**** GIVEN RECORDS

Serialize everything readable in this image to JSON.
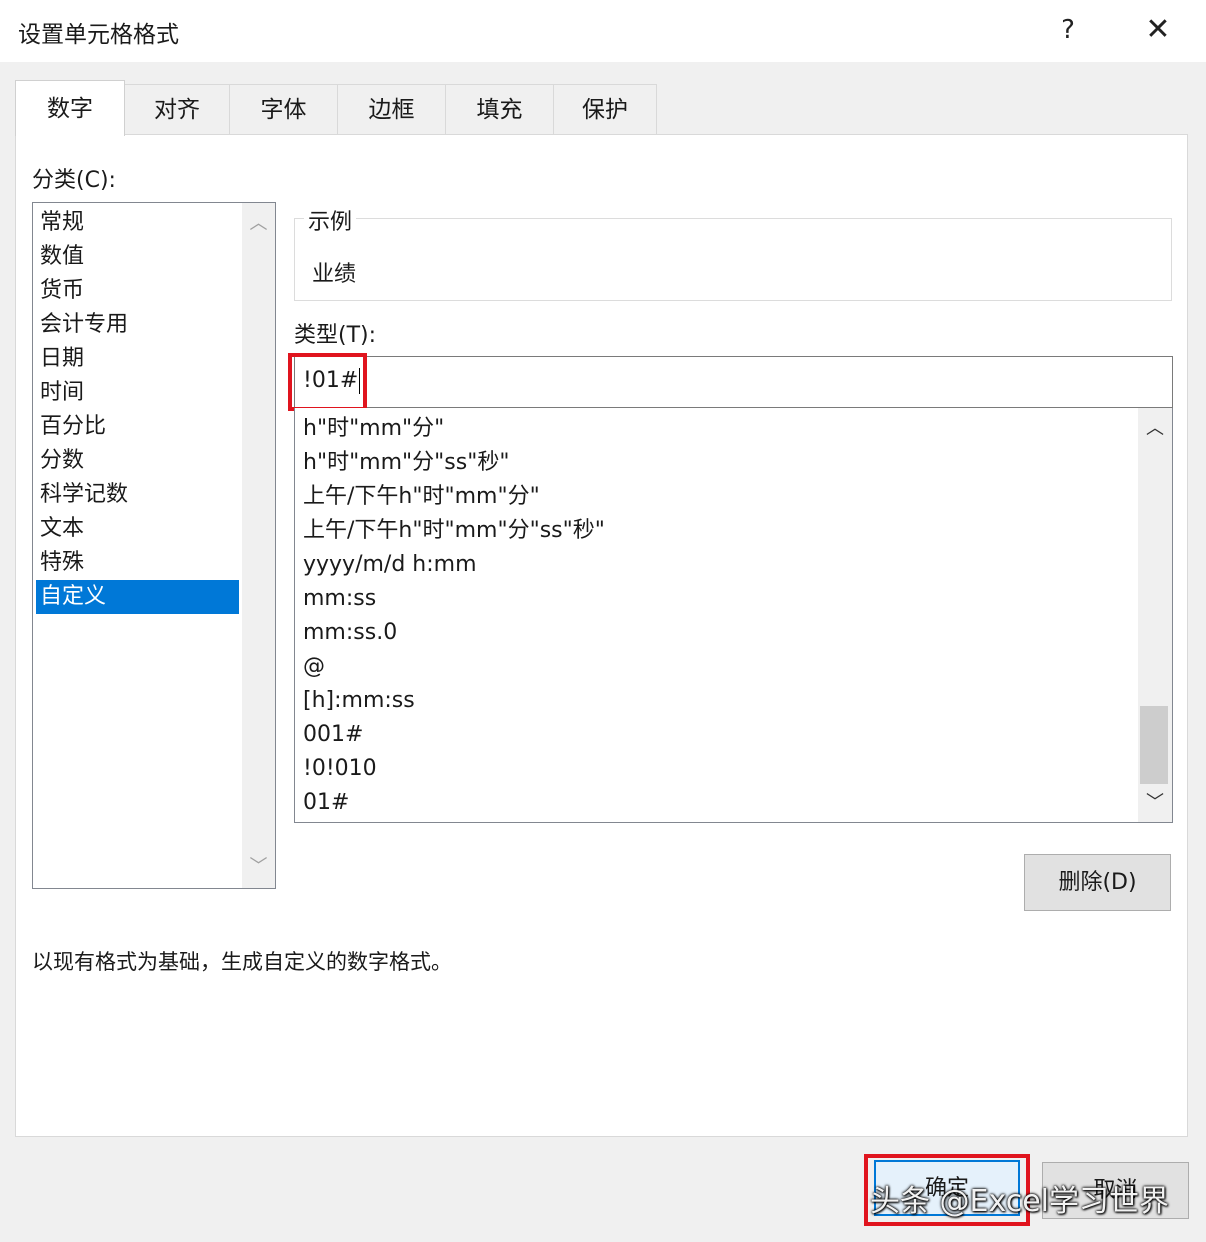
{
  "dialog": {
    "title": "设置单元格格式",
    "help_glyph": "?",
    "close_glyph": "✕"
  },
  "tabs": [
    {
      "label": "数字",
      "active": true
    },
    {
      "label": "对齐"
    },
    {
      "label": "字体"
    },
    {
      "label": "边框"
    },
    {
      "label": "填充"
    },
    {
      "label": "保护"
    }
  ],
  "category": {
    "label": "分类(C):",
    "items": [
      "常规",
      "数值",
      "货币",
      "会计专用",
      "日期",
      "时间",
      "百分比",
      "分数",
      "科学记数",
      "文本",
      "特殊",
      "自定义"
    ],
    "selected": "自定义"
  },
  "sample": {
    "legend": "示例",
    "value": "业绩"
  },
  "type": {
    "label": "类型(T):",
    "value": "!01#",
    "formats": [
      "h\"时\"mm\"分\"",
      "h\"时\"mm\"分\"ss\"秒\"",
      "上午/下午h\"时\"mm\"分\"",
      "上午/下午h\"时\"mm\"分\"ss\"秒\"",
      "yyyy/m/d h:mm",
      "mm:ss",
      "mm:ss.0",
      "@",
      "[h]:mm:ss",
      "001#",
      "!0!010",
      "01#"
    ]
  },
  "buttons": {
    "delete": "删除(D)",
    "ok": "确定",
    "cancel": "取消"
  },
  "description": "以现有格式为基础，生成自定义的数字格式。",
  "watermark": "头条 @Excel学习世界",
  "colors": {
    "selection": "#0078d7",
    "highlight": "#e0141e"
  }
}
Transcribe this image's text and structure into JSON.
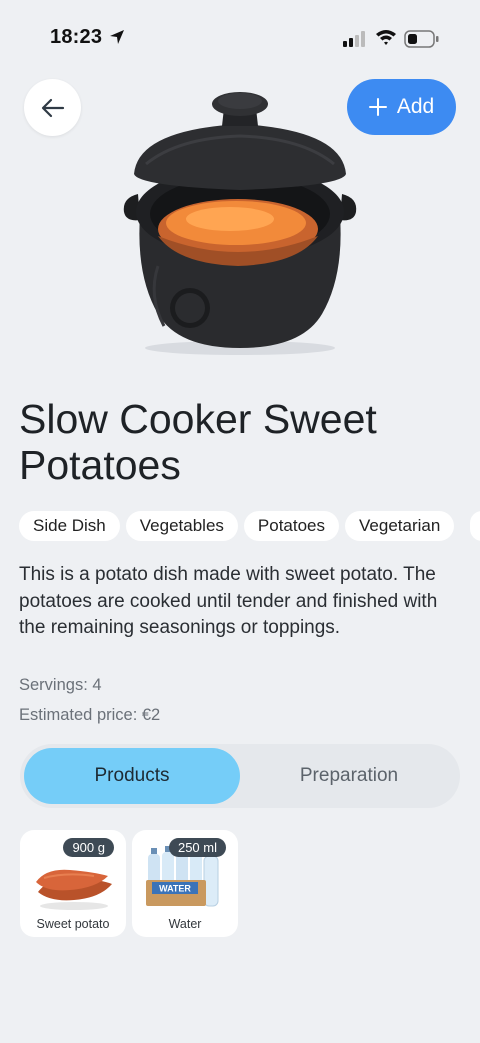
{
  "status_bar": {
    "time": "18:23"
  },
  "header": {
    "add_label": "Add"
  },
  "recipe": {
    "title": "Slow Cooker Sweet Potatoes",
    "tags": [
      "Side Dish",
      "Vegetables",
      "Potatoes",
      "Vegetarian"
    ],
    "description": "This is a potato dish made with sweet potato. The potatoes are cooked until tender and finished with the remaining seasonings or toppings.",
    "servings": "Servings: 4",
    "price": "Estimated price: €2"
  },
  "tabs": {
    "products": "Products",
    "preparation": "Preparation",
    "active": "products"
  },
  "products": [
    {
      "name": "Sweet potato",
      "quantity": "900 g"
    },
    {
      "name": "Water",
      "quantity": "250 ml",
      "package_label": "WATER"
    }
  ],
  "colors": {
    "accent": "#3d8bf2",
    "active_tab": "#75cdf8",
    "badge": "#3e4a55"
  }
}
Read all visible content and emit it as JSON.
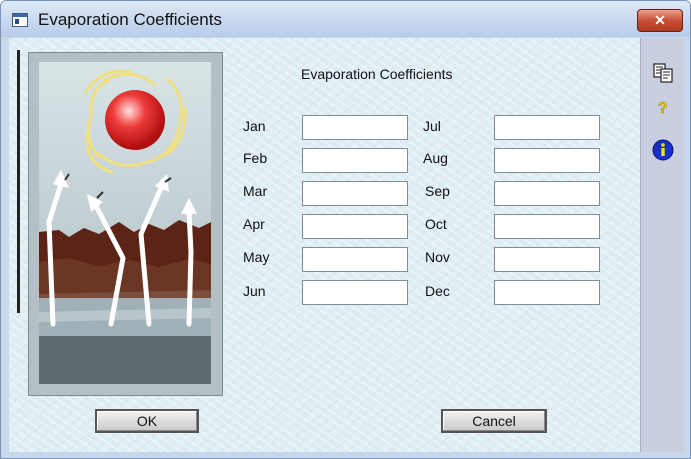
{
  "window": {
    "title": "Evaporation Coefficients"
  },
  "form": {
    "heading": "Evaporation Coefficients",
    "months_left": [
      {
        "label": "Jan",
        "value": ""
      },
      {
        "label": "Feb",
        "value": ""
      },
      {
        "label": "Mar",
        "value": ""
      },
      {
        "label": "Apr",
        "value": ""
      },
      {
        "label": "May",
        "value": ""
      },
      {
        "label": "Jun",
        "value": ""
      }
    ],
    "months_right": [
      {
        "label": "Jul",
        "value": ""
      },
      {
        "label": "Aug",
        "value": ""
      },
      {
        "label": "Sep",
        "value": ""
      },
      {
        "label": "Oct",
        "value": ""
      },
      {
        "label": "Nov",
        "value": ""
      },
      {
        "label": "Dec",
        "value": ""
      }
    ]
  },
  "buttons": {
    "ok": "OK",
    "cancel": "Cancel"
  },
  "toolbar": {
    "items": [
      {
        "icon": "copy-icon"
      },
      {
        "icon": "help-question-icon"
      },
      {
        "icon": "info-icon"
      }
    ]
  },
  "colors": {
    "titlebar": "#c6d7ee",
    "close": "#c74f34",
    "client": "#dfeef4",
    "sun": "#e02020"
  }
}
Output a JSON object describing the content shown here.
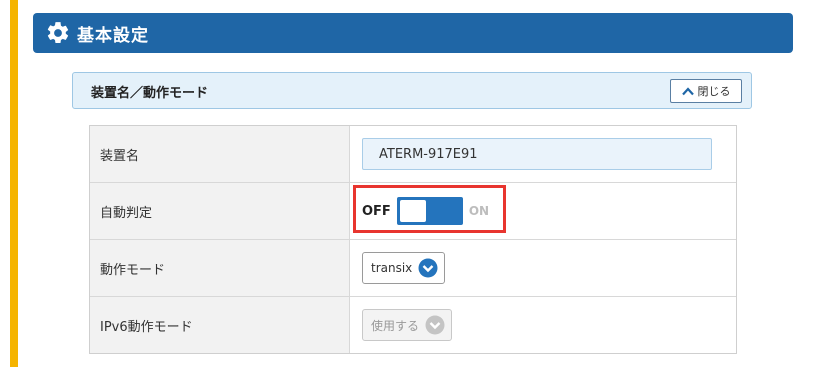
{
  "header": {
    "title": "基本設定",
    "icon": "gear-icon"
  },
  "section": {
    "title": "装置名／動作モード",
    "close_label": "閉じる"
  },
  "rows": {
    "device_name": {
      "label": "装置名",
      "value": "ATERM-917E91"
    },
    "auto_detect": {
      "label": "自動判定",
      "off_label": "OFF",
      "on_label": "ON",
      "state": "OFF"
    },
    "mode": {
      "label": "動作モード",
      "selected": "transix"
    },
    "ipv6_mode": {
      "label": "IPv6動作モード",
      "selected": "使用する",
      "disabled": true
    }
  },
  "colors": {
    "accent": "#f5b400",
    "header": "#1f66a6",
    "toggle": "#2474bd",
    "highlight": "#e8352f"
  }
}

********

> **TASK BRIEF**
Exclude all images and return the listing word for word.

> **FINAL ANSWER**
Serialize everything readable in this image to JSON.
{
  "dialog": {
    "title": "设置单元格格式",
    "help_glyph": "?",
    "close_glyph": "✕"
  },
  "tabs": [
    {
      "label": "数字",
      "active": true
    },
    {
      "label": "对齐"
    },
    {
      "label": "字体"
    },
    {
      "label": "边框"
    },
    {
      "label": "填充"
    },
    {
      "label": "保护"
    }
  ],
  "category": {
    "label": "分类(C):",
    "items": [
      "常规",
      "数值",
      "货币",
      "会计专用",
      "日期",
      "时间",
      "百分比",
      "分数",
      "科学记数",
      "文本",
      "特殊",
      "自定义"
    ],
    "selected": "自定义"
  },
  "sample": {
    "legend": "示例",
    "value": "业绩"
  },
  "type": {
    "label": "类型(T):",
    "value": "!01#",
    "formats": [
      "h\"时\"mm\"分\"",
      "h\"时\"mm\"分\"ss\"秒\"",
      "上午/下午h\"时\"mm\"分\"",
      "上午/下午h\"时\"mm\"分\"ss\"秒\"",
      "yyyy/m/d h:mm",
      "mm:ss",
      "mm:ss.0",
      "@",
      "[h]:mm:ss",
      "001#",
      "!0!010",
      "01#"
    ]
  },
  "buttons": {
    "delete": "删除(D)",
    "ok": "确定",
    "cancel": "取消"
  },
  "description": "以现有格式为基础，生成自定义的数字格式。",
  "watermark": "头条 @Excel学习世界",
  "colors": {
    "selection": "#0078d7",
    "highlight": "#e0141e"
  }
}
Transcribe this image's text and structure into JSON.
{
  "status_bar": {
    "time": "18:23"
  },
  "header": {
    "add_label": "Add"
  },
  "recipe": {
    "title": "Slow Cooker Sweet Potatoes",
    "tags": [
      "Side Dish",
      "Vegetables",
      "Potatoes",
      "Vegetarian"
    ],
    "description": "This is a potato dish made with sweet potato. The potatoes are cooked until tender and finished with the remaining seasonings or toppings.",
    "servings": "Servings: 4",
    "price": "Estimated price: €2"
  },
  "tabs": {
    "products": "Products",
    "preparation": "Preparation",
    "active": "products"
  },
  "products": [
    {
      "name": "Sweet potato",
      "quantity": "900 g"
    },
    {
      "name": "Water",
      "quantity": "250 ml",
      "package_label": "WATER"
    }
  ],
  "colors": {
    "accent": "#3d8bf2",
    "active_tab": "#75cdf8",
    "badge": "#3e4a55"
  }
}
Read all visible content and emit it as JSON.
{
  "window": {
    "title": "Evaporation Coefficients"
  },
  "form": {
    "heading": "Evaporation Coefficients",
    "months_left": [
      {
        "label": "Jan",
        "value": ""
      },
      {
        "label": "Feb",
        "value": ""
      },
      {
        "label": "Mar",
        "value": ""
      },
      {
        "label": "Apr",
        "value": ""
      },
      {
        "label": "May",
        "value": ""
      },
      {
        "label": "Jun",
        "value": ""
      }
    ],
    "months_right": [
      {
        "label": "Jul",
        "value": ""
      },
      {
        "label": "Aug",
        "value": ""
      },
      {
        "label": "Sep",
        "value": ""
      },
      {
        "label": "Oct",
        "value": ""
      },
      {
        "label": "Nov",
        "value": ""
      },
      {
        "label": "Dec",
        "value": ""
      }
    ]
  },
  "buttons": {
    "ok": "OK",
    "cancel": "Cancel"
  },
  "toolbar": {
    "items": [
      {
        "icon": "copy-icon"
      },
      {
        "icon": "help-question-icon"
      },
      {
        "icon": "info-icon"
      }
    ]
  },
  "colors": {
    "titlebar": "#c6d7ee",
    "close": "#c74f34",
    "client": "#dfeef4",
    "sun": "#e02020"
  }
}
Output a JSON object describing the content shown here.
{
  "header": {
    "title": "基本設定",
    "icon": "gear-icon"
  },
  "section": {
    "title": "装置名／動作モード",
    "close_label": "閉じる"
  },
  "rows": {
    "device_name": {
      "label": "装置名",
      "value": "ATERM-917E91"
    },
    "auto_detect": {
      "label": "自動判定",
      "off_label": "OFF",
      "on_label": "ON",
      "state": "OFF"
    },
    "mode": {
      "label": "動作モード",
      "selected": "transix"
    },
    "ipv6_mode": {
      "label": "IPv6動作モード",
      "selected": "使用する",
      "disabled": true
    }
  },
  "colors": {
    "accent": "#f5b400",
    "header": "#1f66a6",
    "toggle": "#2474bd",
    "highlight": "#e8352f"
  }
}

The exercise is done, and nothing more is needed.